***** Extracted material

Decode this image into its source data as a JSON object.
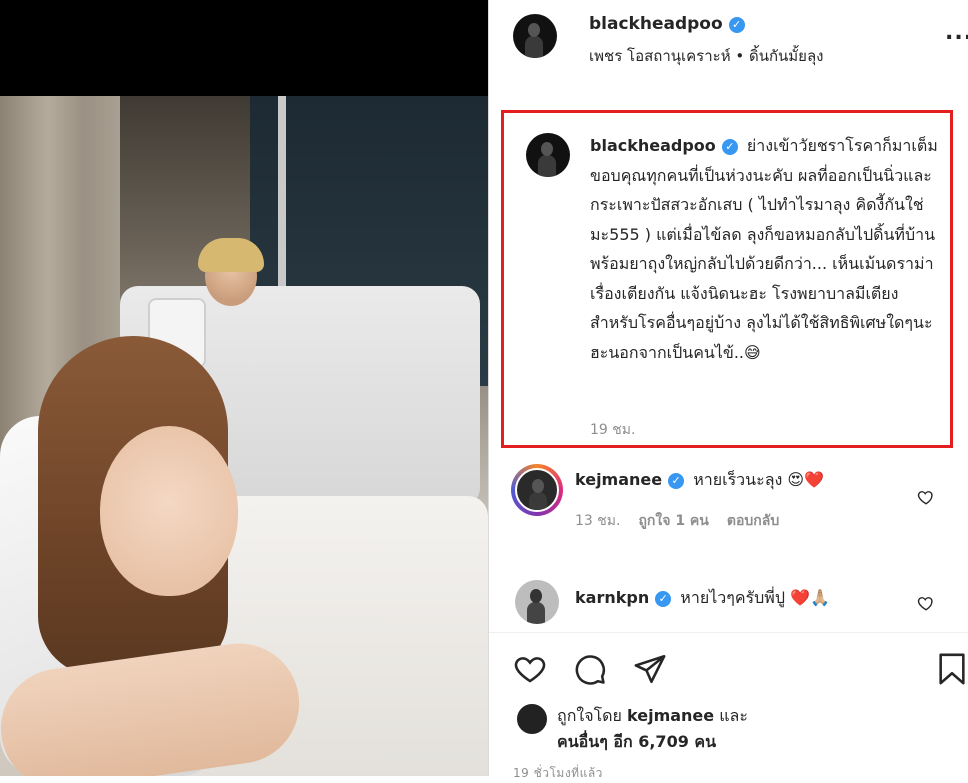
{
  "post": {
    "username": "blackheadpoo",
    "subtitle": "เพชร โอสถานุเคราะห์ • ดิ้นกันมั้ยลุง",
    "more_label": "..."
  },
  "caption": {
    "username": "blackheadpoo",
    "text": "ย่างเข้าวัยชราโรคาก็มาเต็ม ขอบคุณทุกคนที่เป็นห่วงนะคับ ผลที่ออกเป็นนิ่วและกระเพาะปัสสวะอักเสบ ( ไปทำไรมาลุง คิดงี้กันใช่มะ555 ) แต่เมื่อไข้ลด ลุงก็ขอหมอกลับไปดิ้นที่บ้านพร้อมยาถุงใหญ่กลับไปด้วยดีกว่า... เห็นเม้นดราม่าเรื่องเตียงกัน แจ้งนิดนะฮะ โรงพยาบาลมีเตียงสำหรับโรคอื่นๆอยู่บ้าง ลุงไม่ได้ใช้สิทธิพิเศษใดๆนะฮะนอกจากเป็นคนไข้..😅",
    "time": "19 ชม."
  },
  "comments": [
    {
      "username": "kejmanee",
      "text": "หายเร็วนะลุง 😍❤️",
      "time": "13 ชม.",
      "likes": "ถูกใจ 1 คน",
      "reply": "ตอบกลับ"
    },
    {
      "username": "karnkpn",
      "text": "หายไวๆครับพี่ปู ❤️🙏🏼"
    }
  ],
  "likes": {
    "line1_prefix": "ถูกใจโดย",
    "liker": "kejmanee",
    "line1_suffix": "และ",
    "line2": "คนอื่นๆ อีก 6,709 คน"
  },
  "posted": "19 ชั่วโมงที่แล้ว",
  "colors": {
    "verified": "#3897f0",
    "highlight_border": "#e41e1e",
    "heart_red": "#ed4956",
    "muted": "#8e8e8e"
  },
  "icons": [
    "heart-icon",
    "comment-icon",
    "share-icon",
    "bookmark-icon",
    "verified-icon",
    "more-icon"
  ]
}
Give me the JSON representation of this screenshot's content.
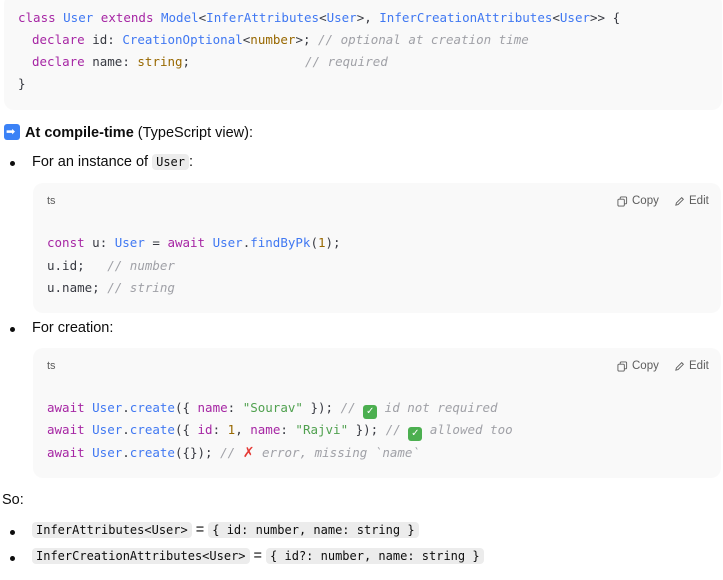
{
  "top_code": {
    "l1": {
      "a": "class ",
      "b": "User",
      "c": " extends ",
      "d": "Model",
      "e": "<",
      "f": "InferAttributes",
      "g": "<",
      "h": "User",
      "i": ">, ",
      "j": "InferCreationAttributes",
      "k": "<",
      "l": "User",
      "m": ">> {"
    },
    "l2": {
      "a": "declare ",
      "b": "id",
      "c": ": ",
      "d": "CreationOptional",
      "e": "<",
      "f": "number",
      "g": ">; ",
      "h": "// optional at creation time"
    },
    "l3": {
      "a": "declare ",
      "b": "name",
      "c": ": ",
      "d": "string",
      "e": ";",
      "f": "// required"
    },
    "l4": "}"
  },
  "section_title": {
    "bold": "At compile-time",
    "rest": " (TypeScript view):"
  },
  "bullet1": {
    "text": "For an instance of ",
    "code": "User",
    "after": ":"
  },
  "block1": {
    "lang": "ts",
    "copy": "Copy",
    "edit": "Edit",
    "l1": {
      "a": "const ",
      "b": "u",
      "c": ": ",
      "d": "User",
      "e": " = ",
      "f": "await ",
      "g": "User",
      "h": ".",
      "i": "findByPk",
      "j": "(",
      "k": "1",
      "l": ");"
    },
    "l2": {
      "a": "u.id;",
      "b": "   ",
      "c": "// number"
    },
    "l3": {
      "a": "u.name; ",
      "b": "// string"
    }
  },
  "bullet2": {
    "text": "For creation:"
  },
  "block2": {
    "lang": "ts",
    "copy": "Copy",
    "edit": "Edit",
    "l1": {
      "a": "await ",
      "b": "User",
      "c": ".",
      "d": "create",
      "e": "({ ",
      "f": "name",
      "g": ": ",
      "h": "\"Sourav\"",
      "i": " }); ",
      "j": "// ",
      "k": "✓",
      "l": " id not required"
    },
    "l2": {
      "a": "await ",
      "b": "User",
      "c": ".",
      "d": "create",
      "e": "({ ",
      "f": "id",
      "g": ": ",
      "h": "1",
      "i": ", ",
      "j": "name",
      "k": ": ",
      "l": "\"Rajvi\"",
      "m": " }); ",
      "n": "// ",
      "o": "✓",
      "p": " allowed too"
    },
    "l3": {
      "a": "await ",
      "b": "User",
      "c": ".",
      "d": "create",
      "e": "({}); ",
      "f": "// ",
      "g": "✗",
      "h": " error, missing `name`"
    }
  },
  "so_label": "So:",
  "bullet3": {
    "code1": "InferAttributes<User>",
    "eq": " = ",
    "code2": "{ id: number, name: string }"
  },
  "bullet4": {
    "code1": "InferCreationAttributes<User>",
    "eq": " = ",
    "code2": "{ id?: number, name: string }"
  }
}
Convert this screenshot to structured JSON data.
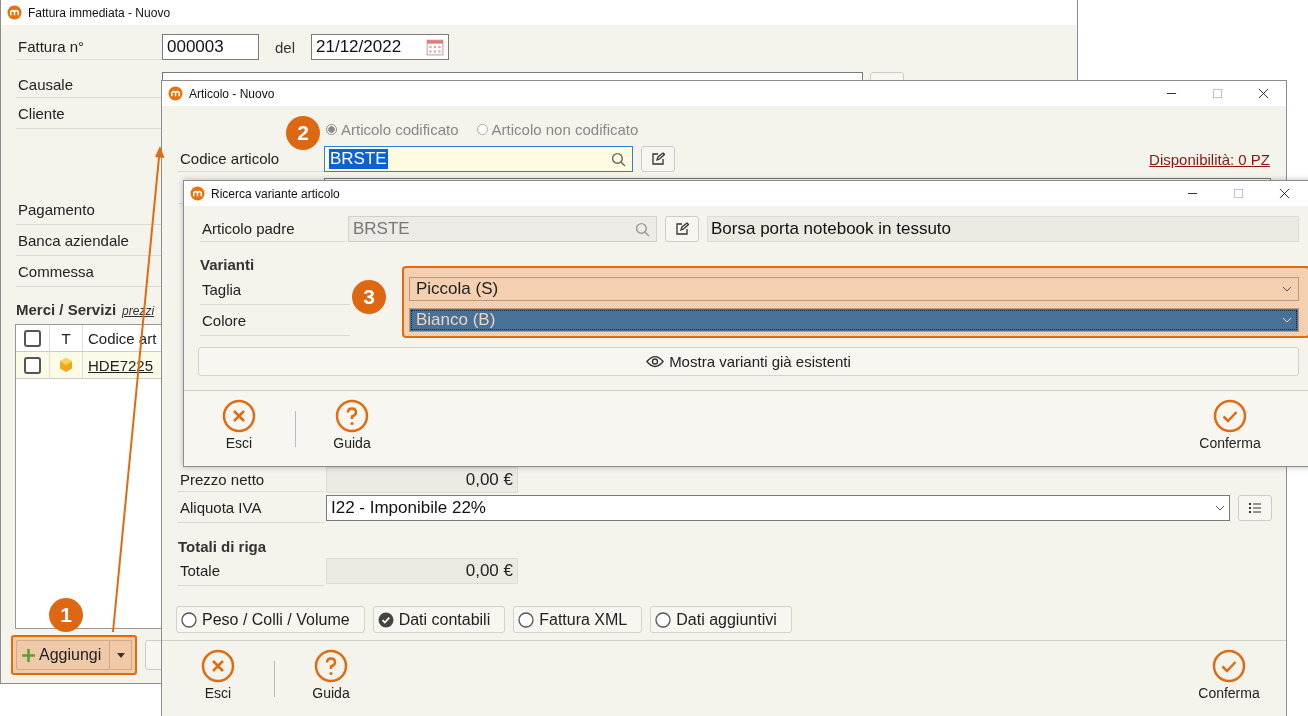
{
  "main_window": {
    "title": "Fattura immediata - Nuovo",
    "number": {
      "label": "Fattura n°",
      "value": "000003"
    },
    "date": {
      "label": "del",
      "value": "21/12/2022"
    },
    "labels_top": [
      "Causale",
      "Cliente"
    ],
    "labels_bottom": [
      "Pagamento",
      "Banca aziendale",
      "Commessa"
    ],
    "lines": {
      "title": "Merci / Servizi",
      "link": "prezzi",
      "header_checked": false,
      "columns": [
        "T",
        "Codice art"
      ],
      "rows": [
        {
          "checked": false,
          "code": "HDE7225"
        }
      ]
    },
    "add_button": "Aggiungi"
  },
  "articolo_window": {
    "title": "Articolo - Nuovo",
    "modes": [
      {
        "label": "Articolo codificato",
        "selected": true,
        "disabled": true
      },
      {
        "label": "Articolo non codificato",
        "selected": false,
        "disabled": true
      }
    ],
    "code": {
      "label": "Codice articolo",
      "value": "BRSTE"
    },
    "availability": "Disponibilità: 0 PZ",
    "net_price": {
      "label": "Prezzo netto",
      "value": "0,00 €"
    },
    "vat": {
      "label": "Aliquota IVA",
      "value": "I22 - Imponibile 22%"
    },
    "totals_heading": "Totali di riga",
    "total": {
      "label": "Totale",
      "value": "0,00 €"
    },
    "tabs": [
      {
        "label": "Peso / Colli / Volume",
        "checked": false
      },
      {
        "label": "Dati contabili",
        "checked": true
      },
      {
        "label": "Fattura XML",
        "checked": false
      },
      {
        "label": "Dati aggiuntivi",
        "checked": false
      }
    ],
    "actions": [
      {
        "label": "Esci",
        "kind": "exit"
      },
      {
        "label": "Guida",
        "kind": "help"
      },
      {
        "label": "Conferma",
        "kind": "confirm"
      }
    ]
  },
  "variant_window": {
    "title": "Ricerca variante articolo",
    "parent": {
      "label": "Articolo padre",
      "code": "BRSTE",
      "description": "Borsa porta notebook in tessuto"
    },
    "heading": "Varianti",
    "variants": [
      {
        "label": "Taglia",
        "value": "Piccola (S)",
        "selected": false
      },
      {
        "label": "Colore",
        "value": "Bianco (B)",
        "selected": true
      }
    ],
    "show_button": "Mostra varianti già esistenti",
    "actions": [
      {
        "label": "Esci",
        "kind": "exit"
      },
      {
        "label": "Guida",
        "kind": "help"
      },
      {
        "label": "Conferma",
        "kind": "confirm"
      }
    ]
  },
  "callouts": [
    "1",
    "2",
    "3"
  ]
}
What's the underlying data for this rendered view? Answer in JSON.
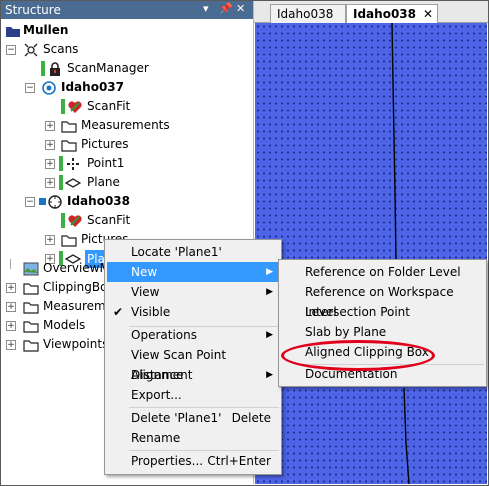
{
  "panel": {
    "title": "Structure",
    "controls": [
      "▾",
      "✕",
      "✕"
    ]
  },
  "tree": [
    {
      "label": "Mullen",
      "bold": true
    },
    {
      "label": "Scans"
    },
    {
      "label": "ScanManager"
    },
    {
      "label": "Idaho037",
      "bold": true
    },
    {
      "label": "ScanFit"
    },
    {
      "label": "Measurements"
    },
    {
      "label": "Pictures"
    },
    {
      "label": "Point1"
    },
    {
      "label": "Plane"
    },
    {
      "label": "Idaho038",
      "bold": true
    },
    {
      "label": "ScanFit"
    },
    {
      "label": "Pictures"
    },
    {
      "label": "Pla"
    },
    {
      "label": "OverviewM"
    },
    {
      "label": "ClippingBox"
    },
    {
      "label": "Measureme"
    },
    {
      "label": "Models"
    },
    {
      "label": "Viewpoints"
    }
  ],
  "tabs": [
    {
      "label": "Idaho038"
    },
    {
      "label": "Idaho038",
      "close": "✕"
    }
  ],
  "context_menu": [
    {
      "label": "Locate 'Plane1'"
    },
    {
      "label": "New",
      "submenu": true,
      "highlighted": true
    },
    {
      "label": "View",
      "submenu": true
    },
    {
      "label": "Visible",
      "checked": true
    },
    {
      "label": "Operations",
      "submenu": true
    },
    {
      "label": "View Scan Point Distance"
    },
    {
      "label": "Alignment",
      "submenu": true
    },
    {
      "label": "Export..."
    },
    {
      "label": "Delete 'Plane1'",
      "shortcut": "Delete"
    },
    {
      "label": "Rename"
    },
    {
      "label": "Properties...",
      "shortcut": "Ctrl+Enter"
    }
  ],
  "submenu": [
    {
      "label": "Reference on Folder Level"
    },
    {
      "label": "Reference on Workspace Level"
    },
    {
      "label": "Intersection Point"
    },
    {
      "label": "Slab by Plane"
    },
    {
      "label": "Aligned Clipping Box",
      "annotated": true
    },
    {
      "label": "Documentation"
    }
  ],
  "colors": {
    "panel_header": "#4a6c92",
    "highlight": "#3399ff",
    "view_bg": "#4d64e6",
    "annotation": "#e0001b"
  }
}
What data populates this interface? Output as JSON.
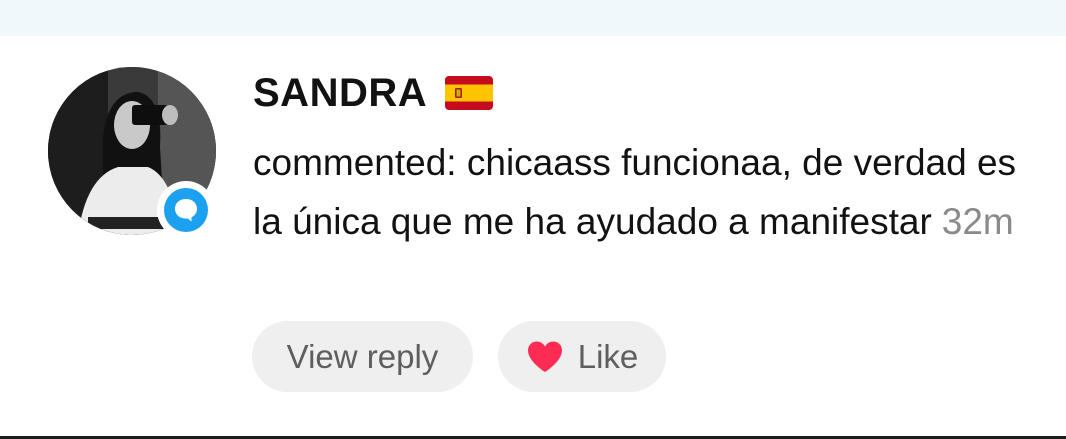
{
  "comment": {
    "username": "SANDRA",
    "flag_icon": "spain-flag-icon",
    "text": "commented: chicaass funcionaa, de verdad es la única que me ha ayudado a manifestar",
    "time": "32m",
    "badge_icon": "comment-bubble-icon"
  },
  "actions": {
    "view_reply_label": "View reply",
    "like_label": "Like",
    "like_icon": "heart-icon"
  },
  "colors": {
    "badge_blue": "#1ca1f1",
    "heart_red": "#fe2c55",
    "pill_bg": "#efefef",
    "muted_text": "#8a8a8a"
  }
}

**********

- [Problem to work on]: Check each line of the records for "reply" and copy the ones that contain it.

- [Exercise output]:
      "reply": "ตอบกลับ"
    "view_reply_label": "View reply",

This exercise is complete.